## Task goal
An unchanged copy of each entry below is needed; keep the pictures out of it.

(Records from a dataset)
──────────
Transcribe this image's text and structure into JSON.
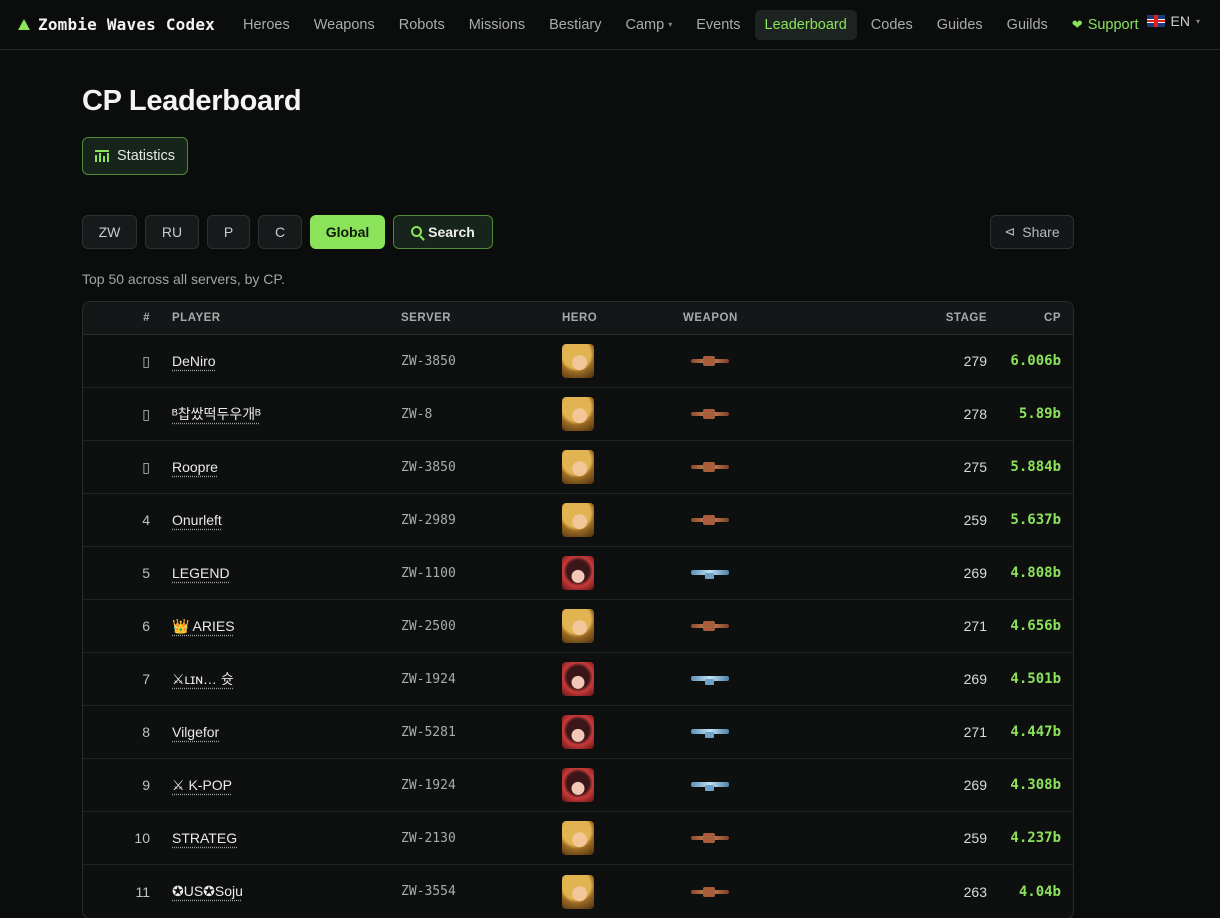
{
  "nav": {
    "brand": "Zombie Waves Codex",
    "items": [
      {
        "label": "Heroes"
      },
      {
        "label": "Weapons"
      },
      {
        "label": "Robots"
      },
      {
        "label": "Missions"
      },
      {
        "label": "Bestiary"
      },
      {
        "label": "Camp"
      },
      {
        "label": "Events"
      },
      {
        "label": "Leaderboard"
      },
      {
        "label": "Codes"
      },
      {
        "label": "Guides"
      },
      {
        "label": "Guilds"
      },
      {
        "label": "Support"
      }
    ],
    "active": "Leaderboard",
    "language": "EN"
  },
  "page": {
    "title": "CP Leaderboard",
    "statistics_label": "Statistics",
    "subtitle": "Top 50 across all servers, by CP."
  },
  "filters": {
    "buttons": [
      "ZW",
      "RU",
      "P",
      "C",
      "Global"
    ],
    "active": "Global",
    "search_label": "Search",
    "share_label": "Share"
  },
  "table": {
    "headers": [
      "#",
      "PLAYER",
      "SERVER",
      "HERO",
      "WEAPON",
      "STAGE",
      "CP"
    ],
    "rows": [
      {
        "rank": "▯",
        "player": "DeNiro",
        "server": "ZW-3850",
        "hero": "blond",
        "weapon": "copper",
        "stage": "279",
        "cp": "6.006b"
      },
      {
        "rank": "▯",
        "player": "ᴮ찹쌌떡두우개ᴮ",
        "server": "ZW-8",
        "hero": "blond",
        "weapon": "copper",
        "stage": "278",
        "cp": "5.89b"
      },
      {
        "rank": "▯",
        "player": "Roopre",
        "server": "ZW-3850",
        "hero": "blond",
        "weapon": "copper",
        "stage": "275",
        "cp": "5.884b"
      },
      {
        "rank": "4",
        "player": "Onurleft",
        "server": "ZW-2989",
        "hero": "blond",
        "weapon": "copper",
        "stage": "259",
        "cp": "5.637b"
      },
      {
        "rank": "5",
        "player": "LEGEND",
        "server": "ZW-1100",
        "hero": "dark",
        "weapon": "blue",
        "stage": "269",
        "cp": "4.808b"
      },
      {
        "rank": "6",
        "player": "👑 ARIES",
        "server": "ZW-2500",
        "hero": "blond",
        "weapon": "copper",
        "stage": "271",
        "cp": "4.656b"
      },
      {
        "rank": "7",
        "player": "⚔ʟɪɴ… 슛",
        "server": "ZW-1924",
        "hero": "dark",
        "weapon": "blue",
        "stage": "269",
        "cp": "4.501b"
      },
      {
        "rank": "8",
        "player": "Vilgefor",
        "server": "ZW-5281",
        "hero": "dark",
        "weapon": "blue",
        "stage": "271",
        "cp": "4.447b"
      },
      {
        "rank": "9",
        "player": "⚔ K-POP",
        "server": "ZW-1924",
        "hero": "dark",
        "weapon": "blue",
        "stage": "269",
        "cp": "4.308b"
      },
      {
        "rank": "10",
        "player": "STRATEG",
        "server": "ZW-2130",
        "hero": "blond",
        "weapon": "copper",
        "stage": "259",
        "cp": "4.237b"
      },
      {
        "rank": "11",
        "player": "✪US✪Soju",
        "server": "ZW-3554",
        "hero": "blond",
        "weapon": "copper",
        "stage": "263",
        "cp": "4.04b"
      }
    ]
  },
  "colors": {
    "accent": "#8be35a",
    "background": "#0b0c0c"
  }
}
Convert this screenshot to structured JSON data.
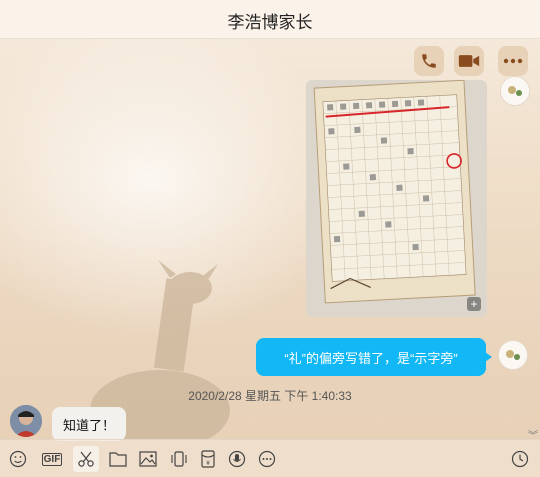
{
  "window": {
    "title": "李浩博家长"
  },
  "header_actions": [
    {
      "name": "phone-call-button",
      "icon": "phone-icon"
    },
    {
      "name": "video-call-button",
      "icon": "video-camera-icon"
    },
    {
      "name": "more-button",
      "icon": "more-dots-icon"
    }
  ],
  "messages": [
    {
      "type": "image",
      "sender": "me",
      "image_badge": "+"
    },
    {
      "type": "text",
      "sender": "me",
      "text": "“礼”的偏旁写错了，是“示字旁”"
    }
  ],
  "timestamp": "2020/2/28 星期五 下午 1:40:33",
  "peer_message": {
    "text": "知道了！"
  },
  "toolbar": {
    "gif_label": "GIF",
    "tools": [
      "emoji-icon",
      "gif-icon",
      "scissors-icon",
      "folder-icon",
      "image-icon",
      "shake-icon",
      "red-packet-icon",
      "voice-icon",
      "more-dots-icon",
      "history-clock-icon"
    ]
  },
  "colors": {
    "accent": "#12b7f5",
    "call_button_bg": "#e4ceb2",
    "icon": "#8a4b1f"
  }
}
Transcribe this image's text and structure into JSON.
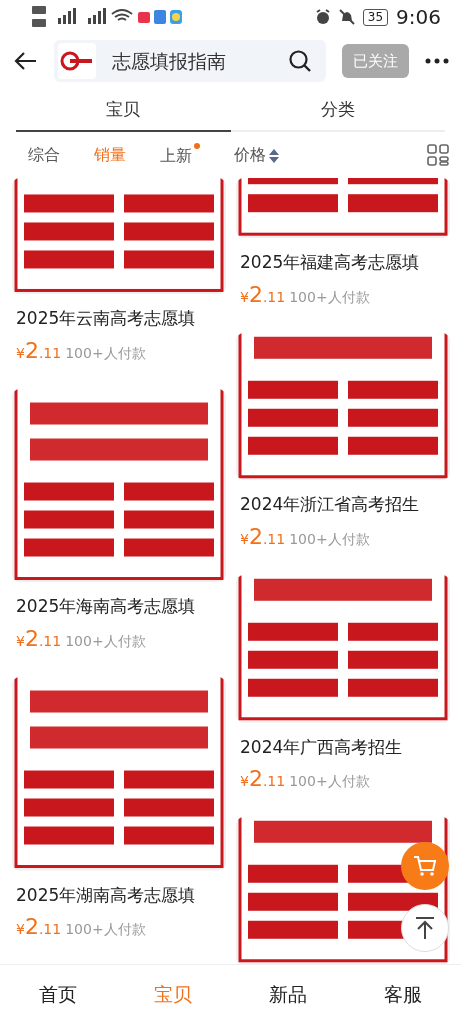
{
  "status_bar": {
    "time": "9:06",
    "battery": "35"
  },
  "header": {
    "search_text": "志愿填报指南",
    "follow_button": "已关注"
  },
  "tabs": [
    {
      "label": "宝贝",
      "selected": true
    },
    {
      "label": "分类",
      "selected": false
    }
  ],
  "sort_options": [
    {
      "label": "综合",
      "selected": false,
      "kind": "plain"
    },
    {
      "label": "销量",
      "selected": true,
      "kind": "plain"
    },
    {
      "label": "上新",
      "selected": false,
      "kind": "dot"
    },
    {
      "label": "价格",
      "selected": false,
      "kind": "sortable"
    }
  ],
  "products": {
    "left": [
      {
        "title": "2025年云南高考志愿填",
        "currency": "¥",
        "price_int": "2",
        "price_dec": ".11",
        "sales": "100+人付款"
      },
      {
        "title": "2025年海南高考志愿填",
        "currency": "¥",
        "price_int": "2",
        "price_dec": ".11",
        "sales": "100+人付款"
      },
      {
        "title": "2025年湖南高考志愿填",
        "currency": "¥",
        "price_int": "2",
        "price_dec": ".11",
        "sales": "100+人付款"
      }
    ],
    "right": [
      {
        "title": "2025年福建高考志愿填",
        "currency": "¥",
        "price_int": "2",
        "price_dec": ".11",
        "sales": "100+人付款"
      },
      {
        "title": "2024年浙江省高考招生",
        "currency": "¥",
        "price_int": "2",
        "price_dec": ".11",
        "sales": "100+人付款"
      },
      {
        "title": "2024年广西高考招生",
        "currency": "¥",
        "price_int": "2",
        "price_dec": ".11",
        "sales": "100+人付款"
      },
      {
        "kind": "picture"
      }
    ]
  },
  "bottom_nav": [
    {
      "label": "首页",
      "selected": false
    },
    {
      "label": "宝贝",
      "selected": true
    },
    {
      "label": "新品",
      "selected": false
    },
    {
      "label": "客服",
      "selected": false
    }
  ]
}
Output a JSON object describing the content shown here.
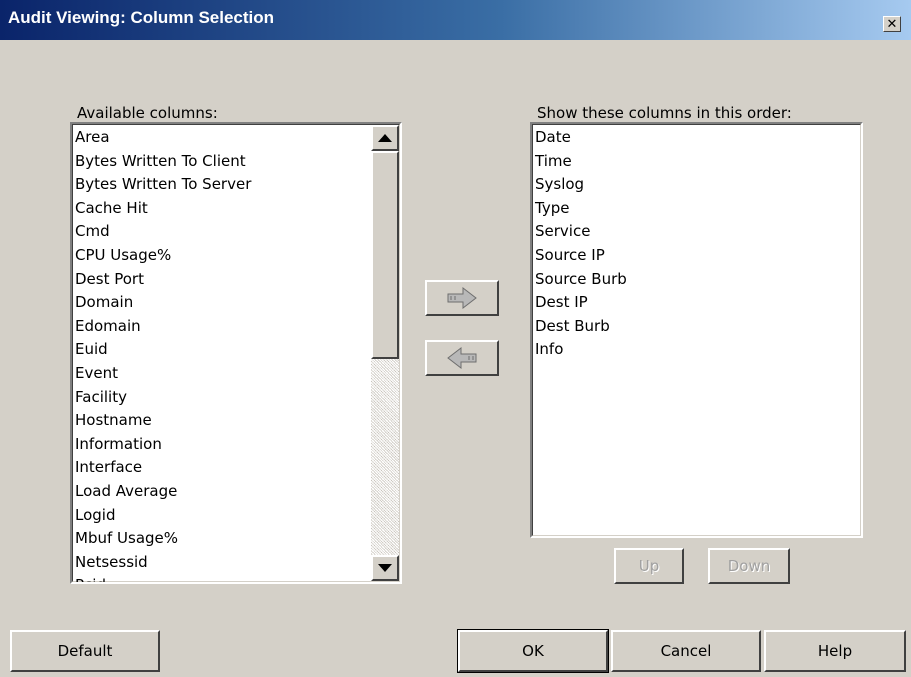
{
  "window": {
    "title": "Audit Viewing: Column Selection",
    "close_glyph": "✕"
  },
  "available": {
    "label": "Available columns:",
    "items": [
      "Area",
      "Bytes Written To Client",
      "Bytes Written To Server",
      "Cache Hit",
      "Cmd",
      "CPU Usage%",
      "Dest Port",
      "Domain",
      "Edomain",
      "Euid",
      "Event",
      "Facility",
      "Hostname",
      "Information",
      "Interface",
      "Load Average",
      "Logid",
      "Mbuf Usage%",
      "Netsessid",
      "Pcid"
    ],
    "scroll_up_icon": "arrow-up-icon",
    "scroll_down_icon": "arrow-down-icon"
  },
  "selected": {
    "label": "Show these columns in this order:",
    "items": [
      "Date",
      "Time",
      "Syslog",
      "Type",
      "Service",
      "Source IP",
      "Source Burb",
      "Dest IP",
      "Dest Burb",
      "Info"
    ]
  },
  "transfer": {
    "add_icon": "arrow-right-icon",
    "remove_icon": "arrow-left-icon"
  },
  "order_buttons": {
    "up_label": "Up",
    "down_label": "Down",
    "enabled": false
  },
  "footer": {
    "default_label": "Default",
    "ok_label": "OK",
    "cancel_label": "Cancel",
    "help_label": "Help"
  },
  "colors": {
    "dialog_face": "#d4d0c8",
    "titlebar_start": "#0a246a",
    "titlebar_end": "#a6caf0",
    "disabled_text": "#a0a0a0"
  }
}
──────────
## Response to the exercise
Transcribe this image's text and structure into JSON.
{
  "nav": {
    "brand": "Zombie Waves Codex",
    "items": [
      {
        "label": "Heroes"
      },
      {
        "label": "Weapons"
      },
      {
        "label": "Robots"
      },
      {
        "label": "Missions"
      },
      {
        "label": "Bestiary"
      },
      {
        "label": "Camp"
      },
      {
        "label": "Events"
      },
      {
        "label": "Leaderboard"
      },
      {
        "label": "Codes"
      },
      {
        "label": "Guides"
      },
      {
        "label": "Guilds"
      },
      {
        "label": "Support"
      }
    ],
    "active": "Leaderboard",
    "language": "EN"
  },
  "page": {
    "title": "CP Leaderboard",
    "statistics_label": "Statistics",
    "subtitle": "Top 50 across all servers, by CP."
  },
  "filters": {
    "buttons": [
      "ZW",
      "RU",
      "P",
      "C",
      "Global"
    ],
    "active": "Global",
    "search_label": "Search",
    "share_label": "Share"
  },
  "table": {
    "headers": [
      "#",
      "PLAYER",
      "SERVER",
      "HERO",
      "WEAPON",
      "STAGE",
      "CP"
    ],
    "rows": [
      {
        "rank": "▯",
        "player": "DeNiro",
        "server": "ZW-3850",
        "hero": "blond",
        "weapon": "copper",
        "stage": "279",
        "cp": "6.006b"
      },
      {
        "rank": "▯",
        "player": "ᴮ찹쌌떡두우개ᴮ",
        "server": "ZW-8",
        "hero": "blond",
        "weapon": "copper",
        "stage": "278",
        "cp": "5.89b"
      },
      {
        "rank": "▯",
        "player": "Roopre",
        "server": "ZW-3850",
        "hero": "blond",
        "weapon": "copper",
        "stage": "275",
        "cp": "5.884b"
      },
      {
        "rank": "4",
        "player": "Onurleft",
        "server": "ZW-2989",
        "hero": "blond",
        "weapon": "copper",
        "stage": "259",
        "cp": "5.637b"
      },
      {
        "rank": "5",
        "player": "LEGEND",
        "server": "ZW-1100",
        "hero": "dark",
        "weapon": "blue",
        "stage": "269",
        "cp": "4.808b"
      },
      {
        "rank": "6",
        "player": "👑 ARIES",
        "server": "ZW-2500",
        "hero": "blond",
        "weapon": "copper",
        "stage": "271",
        "cp": "4.656b"
      },
      {
        "rank": "7",
        "player": "⚔ʟɪɴ… 슛",
        "server": "ZW-1924",
        "hero": "dark",
        "weapon": "blue",
        "stage": "269",
        "cp": "4.501b"
      },
      {
        "rank": "8",
        "player": "Vilgefor",
        "server": "ZW-5281",
        "hero": "dark",
        "weapon": "blue",
        "stage": "271",
        "cp": "4.447b"
      },
      {
        "rank": "9",
        "player": "⚔ K-POP",
        "server": "ZW-1924",
        "hero": "dark",
        "weapon": "blue",
        "stage": "269",
        "cp": "4.308b"
      },
      {
        "rank": "10",
        "player": "STRATEG",
        "server": "ZW-2130",
        "hero": "blond",
        "weapon": "copper",
        "stage": "259",
        "cp": "4.237b"
      },
      {
        "rank": "11",
        "player": "✪US✪Soju",
        "server": "ZW-3554",
        "hero": "blond",
        "weapon": "copper",
        "stage": "263",
        "cp": "4.04b"
      }
    ]
  },
  "colors": {
    "accent": "#8be35a",
    "background": "#0b0c0c"
  }
}
Convert this screenshot to structured JSON data.
{
  "window": {
    "title": "李浩博家长"
  },
  "header_actions": [
    {
      "name": "phone-call-button",
      "icon": "phone-icon"
    },
    {
      "name": "video-call-button",
      "icon": "video-camera-icon"
    },
    {
      "name": "more-button",
      "icon": "more-dots-icon"
    }
  ],
  "messages": [
    {
      "type": "image",
      "sender": "me",
      "image_badge": "+"
    },
    {
      "type": "text",
      "sender": "me",
      "text": "“礼”的偏旁写错了，是“示字旁”"
    }
  ],
  "timestamp": "2020/2/28 星期五 下午 1:40:33",
  "peer_message": {
    "text": "知道了！"
  },
  "toolbar": {
    "gif_label": "GIF",
    "tools": [
      "emoji-icon",
      "gif-icon",
      "scissors-icon",
      "folder-icon",
      "image-icon",
      "shake-icon",
      "red-packet-icon",
      "voice-icon",
      "more-dots-icon",
      "history-clock-icon"
    ]
  },
  "colors": {
    "accent": "#12b7f5",
    "call_button_bg": "#e4ceb2",
    "icon": "#8a4b1f"
  }
}
Transcribe this image's text and structure into JSON.
{
  "status_bar": {
    "time": "9:06",
    "battery": "35"
  },
  "header": {
    "search_text": "志愿填报指南",
    "follow_button": "已关注"
  },
  "tabs": [
    {
      "label": "宝贝",
      "selected": true
    },
    {
      "label": "分类",
      "selected": false
    }
  ],
  "sort_options": [
    {
      "label": "综合",
      "selected": false,
      "kind": "plain"
    },
    {
      "label": "销量",
      "selected": true,
      "kind": "plain"
    },
    {
      "label": "上新",
      "selected": false,
      "kind": "dot"
    },
    {
      "label": "价格",
      "selected": false,
      "kind": "sortable"
    }
  ],
  "products": {
    "left": [
      {
        "title": "2025年云南高考志愿填",
        "currency": "¥",
        "price_int": "2",
        "price_dec": ".11",
        "sales": "100+人付款"
      },
      {
        "title": "2025年海南高考志愿填",
        "currency": "¥",
        "price_int": "2",
        "price_dec": ".11",
        "sales": "100+人付款"
      },
      {
        "title": "2025年湖南高考志愿填",
        "currency": "¥",
        "price_int": "2",
        "price_dec": ".11",
        "sales": "100+人付款"
      }
    ],
    "right": [
      {
        "title": "2025年福建高考志愿填",
        "currency": "¥",
        "price_int": "2",
        "price_dec": ".11",
        "sales": "100+人付款"
      },
      {
        "title": "2024年浙江省高考招生",
        "currency": "¥",
        "price_int": "2",
        "price_dec": ".11",
        "sales": "100+人付款"
      },
      {
        "title": "2024年广西高考招生",
        "currency": "¥",
        "price_int": "2",
        "price_dec": ".11",
        "sales": "100+人付款"
      },
      {
        "kind": "picture"
      }
    ]
  },
  "bottom_nav": [
    {
      "label": "首页",
      "selected": false
    },
    {
      "label": "宝贝",
      "selected": true
    },
    {
      "label": "新品",
      "selected": false
    },
    {
      "label": "客服",
      "selected": false
    }
  ]
}
Output a JSON object describing the content shown here.
{
  "window": {
    "title": "Audit Viewing: Column Selection",
    "close_glyph": "✕"
  },
  "available": {
    "label": "Available columns:",
    "items": [
      "Area",
      "Bytes Written To Client",
      "Bytes Written To Server",
      "Cache Hit",
      "Cmd",
      "CPU Usage%",
      "Dest Port",
      "Domain",
      "Edomain",
      "Euid",
      "Event",
      "Facility",
      "Hostname",
      "Information",
      "Interface",
      "Load Average",
      "Logid",
      "Mbuf Usage%",
      "Netsessid",
      "Pcid"
    ],
    "scroll_up_icon": "arrow-up-icon",
    "scroll_down_icon": "arrow-down-icon"
  },
  "selected": {
    "label": "Show these columns in this order:",
    "items": [
      "Date",
      "Time",
      "Syslog",
      "Type",
      "Service",
      "Source IP",
      "Source Burb",
      "Dest IP",
      "Dest Burb",
      "Info"
    ]
  },
  "transfer": {
    "add_icon": "arrow-right-icon",
    "remove_icon": "arrow-left-icon"
  },
  "order_buttons": {
    "up_label": "Up",
    "down_label": "Down",
    "enabled": false
  },
  "footer": {
    "default_label": "Default",
    "ok_label": "OK",
    "cancel_label": "Cancel",
    "help_label": "Help"
  },
  "colors": {
    "dialog_face": "#d4d0c8",
    "titlebar_start": "#0a246a",
    "titlebar_end": "#a6caf0",
    "disabled_text": "#a0a0a0"
  }
}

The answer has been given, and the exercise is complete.